= Beginning of Section =

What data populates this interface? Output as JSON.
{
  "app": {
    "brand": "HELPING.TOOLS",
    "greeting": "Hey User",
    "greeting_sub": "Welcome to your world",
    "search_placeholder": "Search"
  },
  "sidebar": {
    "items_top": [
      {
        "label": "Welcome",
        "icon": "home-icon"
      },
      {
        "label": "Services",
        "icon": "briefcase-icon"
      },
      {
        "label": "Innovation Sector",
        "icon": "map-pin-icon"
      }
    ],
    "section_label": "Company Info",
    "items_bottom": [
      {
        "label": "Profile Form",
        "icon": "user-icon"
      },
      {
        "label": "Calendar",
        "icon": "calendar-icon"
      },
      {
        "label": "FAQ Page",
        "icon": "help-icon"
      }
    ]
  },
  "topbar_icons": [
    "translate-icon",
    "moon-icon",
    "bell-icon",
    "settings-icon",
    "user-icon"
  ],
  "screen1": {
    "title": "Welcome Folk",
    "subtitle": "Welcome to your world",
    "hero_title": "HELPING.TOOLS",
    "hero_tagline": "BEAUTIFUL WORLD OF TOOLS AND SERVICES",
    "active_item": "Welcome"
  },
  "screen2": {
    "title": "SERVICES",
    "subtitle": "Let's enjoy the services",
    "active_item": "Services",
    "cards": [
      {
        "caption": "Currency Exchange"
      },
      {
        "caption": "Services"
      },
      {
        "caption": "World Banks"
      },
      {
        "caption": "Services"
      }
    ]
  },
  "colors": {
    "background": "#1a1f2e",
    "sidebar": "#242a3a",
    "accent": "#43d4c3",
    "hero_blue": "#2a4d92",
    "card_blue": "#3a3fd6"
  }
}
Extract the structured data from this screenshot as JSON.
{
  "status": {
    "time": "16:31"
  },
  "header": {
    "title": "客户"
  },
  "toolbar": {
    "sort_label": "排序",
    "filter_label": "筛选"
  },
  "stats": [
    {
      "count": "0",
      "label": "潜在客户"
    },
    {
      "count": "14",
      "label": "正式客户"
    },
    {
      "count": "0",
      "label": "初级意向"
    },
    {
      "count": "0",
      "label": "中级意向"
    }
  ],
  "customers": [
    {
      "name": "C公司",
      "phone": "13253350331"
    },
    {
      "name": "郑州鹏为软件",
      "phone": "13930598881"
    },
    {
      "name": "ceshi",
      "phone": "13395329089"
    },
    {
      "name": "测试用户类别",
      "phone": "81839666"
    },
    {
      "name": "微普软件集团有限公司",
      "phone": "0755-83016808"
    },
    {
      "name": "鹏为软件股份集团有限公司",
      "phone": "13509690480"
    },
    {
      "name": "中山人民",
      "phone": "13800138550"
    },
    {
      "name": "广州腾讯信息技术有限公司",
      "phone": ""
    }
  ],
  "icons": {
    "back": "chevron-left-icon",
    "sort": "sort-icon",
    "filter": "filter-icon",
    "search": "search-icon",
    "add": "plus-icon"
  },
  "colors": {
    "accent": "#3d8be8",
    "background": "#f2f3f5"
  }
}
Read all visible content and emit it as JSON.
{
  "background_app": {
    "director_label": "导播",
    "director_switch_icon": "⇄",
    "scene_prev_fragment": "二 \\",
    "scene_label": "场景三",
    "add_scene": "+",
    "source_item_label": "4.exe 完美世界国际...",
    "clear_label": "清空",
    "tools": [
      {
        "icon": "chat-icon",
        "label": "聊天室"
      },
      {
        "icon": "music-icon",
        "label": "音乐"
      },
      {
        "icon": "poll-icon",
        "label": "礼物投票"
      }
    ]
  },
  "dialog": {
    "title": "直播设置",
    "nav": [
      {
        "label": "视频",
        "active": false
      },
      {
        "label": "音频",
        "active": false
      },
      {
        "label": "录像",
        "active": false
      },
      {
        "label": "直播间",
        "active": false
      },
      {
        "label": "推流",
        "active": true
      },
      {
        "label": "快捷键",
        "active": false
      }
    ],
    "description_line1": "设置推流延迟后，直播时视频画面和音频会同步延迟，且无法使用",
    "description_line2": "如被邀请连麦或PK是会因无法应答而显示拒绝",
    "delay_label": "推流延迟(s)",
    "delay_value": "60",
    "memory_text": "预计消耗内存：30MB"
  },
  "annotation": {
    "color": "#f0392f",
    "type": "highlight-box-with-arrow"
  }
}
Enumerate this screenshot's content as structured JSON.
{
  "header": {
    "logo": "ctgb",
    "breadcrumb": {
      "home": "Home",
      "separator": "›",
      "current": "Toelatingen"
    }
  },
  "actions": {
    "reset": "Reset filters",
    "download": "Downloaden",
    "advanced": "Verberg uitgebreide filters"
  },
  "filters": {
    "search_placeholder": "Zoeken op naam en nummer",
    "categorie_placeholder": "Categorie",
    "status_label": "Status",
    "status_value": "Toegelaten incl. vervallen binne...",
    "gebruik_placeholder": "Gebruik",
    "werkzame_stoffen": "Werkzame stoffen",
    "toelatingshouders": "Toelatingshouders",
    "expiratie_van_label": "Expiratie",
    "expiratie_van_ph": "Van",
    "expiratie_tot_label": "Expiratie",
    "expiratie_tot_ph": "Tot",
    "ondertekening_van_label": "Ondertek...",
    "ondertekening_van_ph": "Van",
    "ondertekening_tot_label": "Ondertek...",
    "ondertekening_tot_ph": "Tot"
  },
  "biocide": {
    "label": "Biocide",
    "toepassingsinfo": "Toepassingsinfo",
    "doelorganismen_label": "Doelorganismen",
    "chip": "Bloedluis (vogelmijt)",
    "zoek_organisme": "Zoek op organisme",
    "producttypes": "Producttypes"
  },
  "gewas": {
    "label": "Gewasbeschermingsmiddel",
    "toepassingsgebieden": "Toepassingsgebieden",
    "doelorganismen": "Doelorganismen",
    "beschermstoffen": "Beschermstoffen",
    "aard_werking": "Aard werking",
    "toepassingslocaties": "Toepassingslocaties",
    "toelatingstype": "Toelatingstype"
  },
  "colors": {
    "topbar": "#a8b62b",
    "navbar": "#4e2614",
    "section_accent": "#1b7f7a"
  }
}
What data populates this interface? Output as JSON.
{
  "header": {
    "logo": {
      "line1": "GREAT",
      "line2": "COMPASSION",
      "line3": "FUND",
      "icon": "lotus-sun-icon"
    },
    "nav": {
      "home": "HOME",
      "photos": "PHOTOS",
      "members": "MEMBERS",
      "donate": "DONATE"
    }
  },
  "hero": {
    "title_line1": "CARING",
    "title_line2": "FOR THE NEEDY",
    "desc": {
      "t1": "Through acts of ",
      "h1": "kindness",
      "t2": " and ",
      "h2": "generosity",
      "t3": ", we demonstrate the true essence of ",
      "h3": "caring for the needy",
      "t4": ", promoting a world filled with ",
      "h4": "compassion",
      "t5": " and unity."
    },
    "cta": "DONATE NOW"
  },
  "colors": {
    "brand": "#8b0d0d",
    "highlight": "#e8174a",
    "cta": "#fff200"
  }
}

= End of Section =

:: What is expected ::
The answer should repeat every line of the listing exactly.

:: Task response ::
What data populates this interface? Output as JSON.
{
  "app": {
    "brand": "HELPING.TOOLS",
    "greeting": "Hey User",
    "greeting_sub": "Welcome to your world",
    "search_placeholder": "Search"
  },
  "sidebar": {
    "items_top": [
      {
        "label": "Welcome",
        "icon": "home-icon"
      },
      {
        "label": "Services",
        "icon": "briefcase-icon"
      },
      {
        "label": "Innovation Sector",
        "icon": "map-pin-icon"
      }
    ],
    "section_label": "Company Info",
    "items_bottom": [
      {
        "label": "Profile Form",
        "icon": "user-icon"
      },
      {
        "label": "Calendar",
        "icon": "calendar-icon"
      },
      {
        "label": "FAQ Page",
        "icon": "help-icon"
      }
    ]
  },
  "topbar_icons": [
    "translate-icon",
    "moon-icon",
    "bell-icon",
    "settings-icon",
    "user-icon"
  ],
  "screen1": {
    "title": "Welcome Folk",
    "subtitle": "Welcome to your world",
    "hero_title": "HELPING.TOOLS",
    "hero_tagline": "BEAUTIFUL WORLD OF TOOLS AND SERVICES",
    "active_item": "Welcome"
  },
  "screen2": {
    "title": "SERVICES",
    "subtitle": "Let's enjoy the services",
    "active_item": "Services",
    "cards": [
      {
        "caption": "Currency Exchange"
      },
      {
        "caption": "Services"
      },
      {
        "caption": "World Banks"
      },
      {
        "caption": "Services"
      }
    ]
  },
  "colors": {
    "background": "#1a1f2e",
    "sidebar": "#242a3a",
    "accent": "#43d4c3",
    "hero_blue": "#2a4d92",
    "card_blue": "#3a3fd6"
  }
}
Extract the structured data from this screenshot as JSON.
{
  "status": {
    "time": "16:31"
  },
  "header": {
    "title": "客户"
  },
  "toolbar": {
    "sort_label": "排序",
    "filter_label": "筛选"
  },
  "stats": [
    {
      "count": "0",
      "label": "潜在客户"
    },
    {
      "count": "14",
      "label": "正式客户"
    },
    {
      "count": "0",
      "label": "初级意向"
    },
    {
      "count": "0",
      "label": "中级意向"
    }
  ],
  "customers": [
    {
      "name": "C公司",
      "phone": "13253350331"
    },
    {
      "name": "郑州鹏为软件",
      "phone": "13930598881"
    },
    {
      "name": "ceshi",
      "phone": "13395329089"
    },
    {
      "name": "测试用户类别",
      "phone": "81839666"
    },
    {
      "name": "微普软件集团有限公司",
      "phone": "0755-83016808"
    },
    {
      "name": "鹏为软件股份集团有限公司",
      "phone": "13509690480"
    },
    {
      "name": "中山人民",
      "phone": "13800138550"
    },
    {
      "name": "广州腾讯信息技术有限公司",
      "phone": ""
    }
  ],
  "icons": {
    "back": "chevron-left-icon",
    "sort": "sort-icon",
    "filter": "filter-icon",
    "search": "search-icon",
    "add": "plus-icon"
  },
  "colors": {
    "accent": "#3d8be8",
    "background": "#f2f3f5"
  }
}
Read all visible content and emit it as JSON.
{
  "background_app": {
    "director_label": "导播",
    "director_switch_icon": "⇄",
    "scene_prev_fragment": "二 \\",
    "scene_label": "场景三",
    "add_scene": "+",
    "source_item_label": "4.exe 完美世界国际...",
    "clear_label": "清空",
    "tools": [
      {
        "icon": "chat-icon",
        "label": "聊天室"
      },
      {
        "icon": "music-icon",
        "label": "音乐"
      },
      {
        "icon": "poll-icon",
        "label": "礼物投票"
      }
    ]
  },
  "dialog": {
    "title": "直播设置",
    "nav": [
      {
        "label": "视频",
        "active": false
      },
      {
        "label": "音频",
        "active": false
      },
      {
        "label": "录像",
        "active": false
      },
      {
        "label": "直播间",
        "active": false
      },
      {
        "label": "推流",
        "active": true
      },
      {
        "label": "快捷键",
        "active": false
      }
    ],
    "description_line1": "设置推流延迟后，直播时视频画面和音频会同步延迟，且无法使用",
    "description_line2": "如被邀请连麦或PK是会因无法应答而显示拒绝",
    "delay_label": "推流延迟(s)",
    "delay_value": "60",
    "memory_text": "预计消耗内存：30MB"
  },
  "annotation": {
    "color": "#f0392f",
    "type": "highlight-box-with-arrow"
  }
}
Enumerate this screenshot's content as structured JSON.
{
  "header": {
    "logo": "ctgb",
    "breadcrumb": {
      "home": "Home",
      "separator": "›",
      "current": "Toelatingen"
    }
  },
  "actions": {
    "reset": "Reset filters",
    "download": "Downloaden",
    "advanced": "Verberg uitgebreide filters"
  },
  "filters": {
    "search_placeholder": "Zoeken op naam en nummer",
    "categorie_placeholder": "Categorie",
    "status_label": "Status",
    "status_value": "Toegelaten incl. vervallen binne...",
    "gebruik_placeholder": "Gebruik",
    "werkzame_stoffen": "Werkzame stoffen",
    "toelatingshouders": "Toelatingshouders",
    "expiratie_van_label": "Expiratie",
    "expiratie_van_ph": "Van",
    "expiratie_tot_label": "Expiratie",
    "expiratie_tot_ph": "Tot",
    "ondertekening_van_label": "Ondertek...",
    "ondertekening_van_ph": "Van",
    "ondertekening_tot_label": "Ondertek...",
    "ondertekening_tot_ph": "Tot"
  },
  "biocide": {
    "label": "Biocide",
    "toepassingsinfo": "Toepassingsinfo",
    "doelorganismen_label": "Doelorganismen",
    "chip": "Bloedluis (vogelmijt)",
    "zoek_organisme": "Zoek op organisme",
    "producttypes": "Producttypes"
  },
  "gewas": {
    "label": "Gewasbeschermingsmiddel",
    "toepassingsgebieden": "Toepassingsgebieden",
    "doelorganismen": "Doelorganismen",
    "beschermstoffen": "Beschermstoffen",
    "aard_werking": "Aard werking",
    "toepassingslocaties": "Toepassingslocaties",
    "toelatingstype": "Toelatingstype"
  },
  "colors": {
    "topbar": "#a8b62b",
    "navbar": "#4e2614",
    "section_accent": "#1b7f7a"
  }
}
What data populates this interface? Output as JSON.
{
  "header": {
    "logo": {
      "line1": "GREAT",
      "line2": "COMPASSION",
      "line3": "FUND",
      "icon": "lotus-sun-icon"
    },
    "nav": {
      "home": "HOME",
      "photos": "PHOTOS",
      "members": "MEMBERS",
      "donate": "DONATE"
    }
  },
  "hero": {
    "title_line1": "CARING",
    "title_line2": "FOR THE NEEDY",
    "desc": {
      "t1": "Through acts of ",
      "h1": "kindness",
      "t2": " and ",
      "h2": "generosity",
      "t3": ", we demonstrate the true essence of ",
      "h3": "caring for the needy",
      "t4": ", promoting a world filled with ",
      "h4": "compassion",
      "t5": " and unity."
    },
    "cta": "DONATE NOW"
  },
  "colors": {
    "brand": "#8b0d0d",
    "highlight": "#e8174a",
    "cta": "#fff200"
  }
}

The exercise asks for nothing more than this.